• **PROMPT**: A line belongs in the answer only if it contains the word "flag"; copy every such line from the listing below.

• **PROVIDED DATA**:
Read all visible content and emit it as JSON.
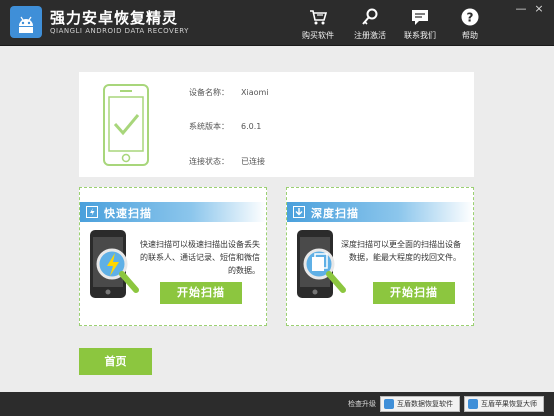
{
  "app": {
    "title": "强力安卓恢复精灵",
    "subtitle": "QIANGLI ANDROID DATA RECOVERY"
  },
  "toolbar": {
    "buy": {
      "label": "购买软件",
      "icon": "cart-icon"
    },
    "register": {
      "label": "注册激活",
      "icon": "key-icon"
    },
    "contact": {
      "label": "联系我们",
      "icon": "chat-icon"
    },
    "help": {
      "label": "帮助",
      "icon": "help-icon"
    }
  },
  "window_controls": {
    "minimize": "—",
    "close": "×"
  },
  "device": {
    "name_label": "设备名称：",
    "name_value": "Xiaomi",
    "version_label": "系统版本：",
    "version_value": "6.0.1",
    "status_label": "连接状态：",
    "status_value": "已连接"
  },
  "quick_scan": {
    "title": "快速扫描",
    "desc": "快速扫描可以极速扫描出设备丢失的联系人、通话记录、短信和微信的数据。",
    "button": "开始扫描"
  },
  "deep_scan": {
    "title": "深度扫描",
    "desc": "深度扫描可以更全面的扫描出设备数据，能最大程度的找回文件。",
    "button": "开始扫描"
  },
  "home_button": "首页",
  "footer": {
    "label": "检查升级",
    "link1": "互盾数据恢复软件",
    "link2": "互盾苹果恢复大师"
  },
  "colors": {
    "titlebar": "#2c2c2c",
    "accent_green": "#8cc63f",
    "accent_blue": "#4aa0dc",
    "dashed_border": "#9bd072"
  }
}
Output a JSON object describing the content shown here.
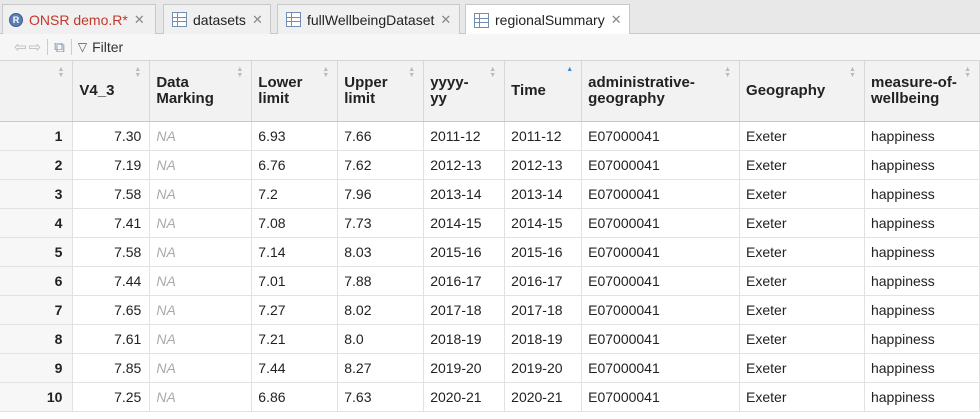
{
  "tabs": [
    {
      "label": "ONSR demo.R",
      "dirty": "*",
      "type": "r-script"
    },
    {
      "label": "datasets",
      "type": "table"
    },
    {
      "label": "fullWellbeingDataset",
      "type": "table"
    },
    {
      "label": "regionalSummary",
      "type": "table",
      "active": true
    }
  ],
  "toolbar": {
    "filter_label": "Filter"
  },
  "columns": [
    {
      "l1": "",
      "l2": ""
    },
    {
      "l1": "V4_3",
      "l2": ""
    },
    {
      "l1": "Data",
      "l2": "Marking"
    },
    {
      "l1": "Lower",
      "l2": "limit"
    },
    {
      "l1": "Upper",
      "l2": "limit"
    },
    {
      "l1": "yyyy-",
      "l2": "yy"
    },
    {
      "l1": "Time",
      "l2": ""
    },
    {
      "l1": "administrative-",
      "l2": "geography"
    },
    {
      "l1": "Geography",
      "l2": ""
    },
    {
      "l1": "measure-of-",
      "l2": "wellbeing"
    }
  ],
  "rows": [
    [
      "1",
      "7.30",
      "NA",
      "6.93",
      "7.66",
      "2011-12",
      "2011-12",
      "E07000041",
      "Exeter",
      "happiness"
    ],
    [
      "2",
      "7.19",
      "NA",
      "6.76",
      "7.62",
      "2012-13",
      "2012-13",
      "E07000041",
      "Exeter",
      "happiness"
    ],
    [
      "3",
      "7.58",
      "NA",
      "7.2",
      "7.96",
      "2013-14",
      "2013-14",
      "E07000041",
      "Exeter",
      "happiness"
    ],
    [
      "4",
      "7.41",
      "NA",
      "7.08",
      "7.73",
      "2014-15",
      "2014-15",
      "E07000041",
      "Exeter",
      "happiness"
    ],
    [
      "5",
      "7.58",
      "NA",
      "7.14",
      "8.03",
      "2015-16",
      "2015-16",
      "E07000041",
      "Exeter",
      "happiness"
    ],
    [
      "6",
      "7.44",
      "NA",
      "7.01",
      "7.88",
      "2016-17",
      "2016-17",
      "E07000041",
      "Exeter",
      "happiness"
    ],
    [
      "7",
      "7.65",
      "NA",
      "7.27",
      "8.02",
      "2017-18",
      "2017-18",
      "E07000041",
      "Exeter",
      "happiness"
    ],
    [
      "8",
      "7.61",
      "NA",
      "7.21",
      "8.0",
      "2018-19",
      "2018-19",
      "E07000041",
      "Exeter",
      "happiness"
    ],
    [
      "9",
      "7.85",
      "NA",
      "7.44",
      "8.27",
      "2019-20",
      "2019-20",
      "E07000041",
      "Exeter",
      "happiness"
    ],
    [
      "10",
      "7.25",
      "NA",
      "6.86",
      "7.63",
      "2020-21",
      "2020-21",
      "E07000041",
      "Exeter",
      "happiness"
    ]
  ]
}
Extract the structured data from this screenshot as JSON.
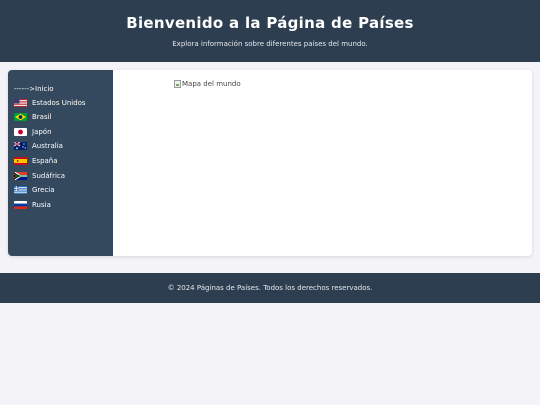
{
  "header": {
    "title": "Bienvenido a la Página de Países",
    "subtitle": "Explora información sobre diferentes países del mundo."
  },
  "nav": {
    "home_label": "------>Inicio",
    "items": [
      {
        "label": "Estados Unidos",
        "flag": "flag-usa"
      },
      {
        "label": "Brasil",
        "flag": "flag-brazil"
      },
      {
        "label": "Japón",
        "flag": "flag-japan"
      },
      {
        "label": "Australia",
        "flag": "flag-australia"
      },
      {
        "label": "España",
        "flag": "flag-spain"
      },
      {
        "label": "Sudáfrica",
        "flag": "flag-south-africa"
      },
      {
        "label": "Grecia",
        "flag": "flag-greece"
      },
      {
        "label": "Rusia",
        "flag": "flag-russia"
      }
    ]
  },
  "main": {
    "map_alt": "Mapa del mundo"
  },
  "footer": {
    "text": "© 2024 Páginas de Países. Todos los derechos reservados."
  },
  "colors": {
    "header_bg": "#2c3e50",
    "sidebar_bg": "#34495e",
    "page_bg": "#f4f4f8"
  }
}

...

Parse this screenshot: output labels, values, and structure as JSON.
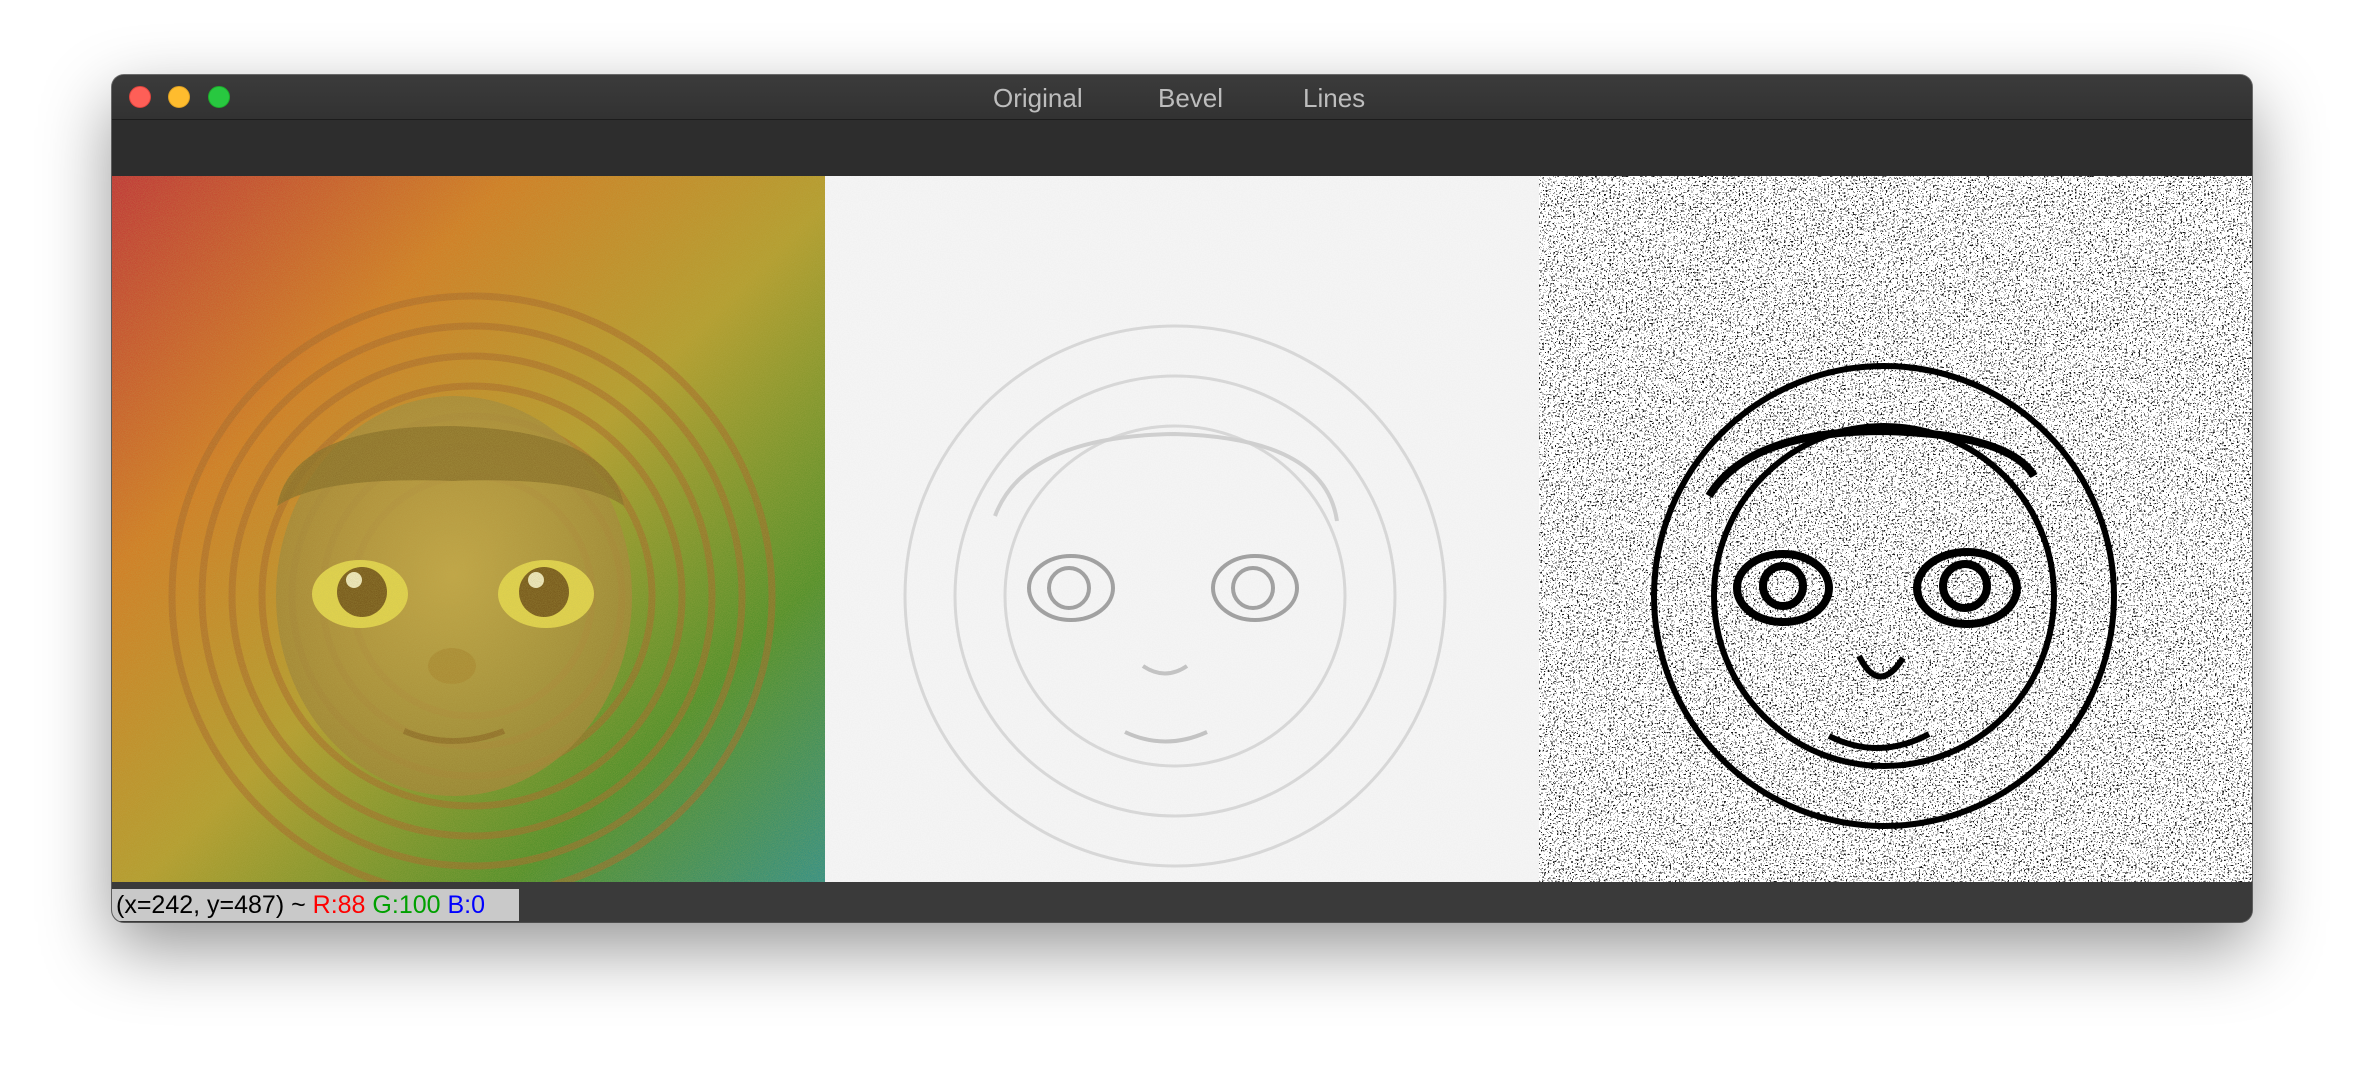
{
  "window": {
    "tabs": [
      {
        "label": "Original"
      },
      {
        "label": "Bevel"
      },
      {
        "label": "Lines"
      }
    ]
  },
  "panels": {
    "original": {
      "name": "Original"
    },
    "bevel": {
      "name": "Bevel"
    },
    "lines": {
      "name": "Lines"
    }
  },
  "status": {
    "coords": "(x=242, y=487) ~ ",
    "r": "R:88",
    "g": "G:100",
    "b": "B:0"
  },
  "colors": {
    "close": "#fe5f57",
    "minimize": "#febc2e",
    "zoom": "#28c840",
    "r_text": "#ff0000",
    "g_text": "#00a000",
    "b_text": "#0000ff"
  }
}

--

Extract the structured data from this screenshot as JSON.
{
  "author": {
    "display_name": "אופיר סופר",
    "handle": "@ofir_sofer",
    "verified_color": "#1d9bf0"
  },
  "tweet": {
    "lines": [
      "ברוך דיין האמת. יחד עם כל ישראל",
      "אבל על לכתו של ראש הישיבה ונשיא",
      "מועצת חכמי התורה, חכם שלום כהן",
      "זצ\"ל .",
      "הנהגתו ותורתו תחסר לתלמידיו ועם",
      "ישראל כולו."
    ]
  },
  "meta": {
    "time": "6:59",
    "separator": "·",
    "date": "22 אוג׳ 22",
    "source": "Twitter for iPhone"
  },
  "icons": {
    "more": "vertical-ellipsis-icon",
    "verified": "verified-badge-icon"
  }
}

• **WRITTEN SOLUTION**:
        "flag": "flag-usa"
        "flag": "flag-brazil"
        "flag": "flag-japan"
        "flag": "flag-australia"
        "flag": "flag-spain"
        "flag": "flag-south-africa"
        "flag": "flag-greece"
        "flag": "flag-russia"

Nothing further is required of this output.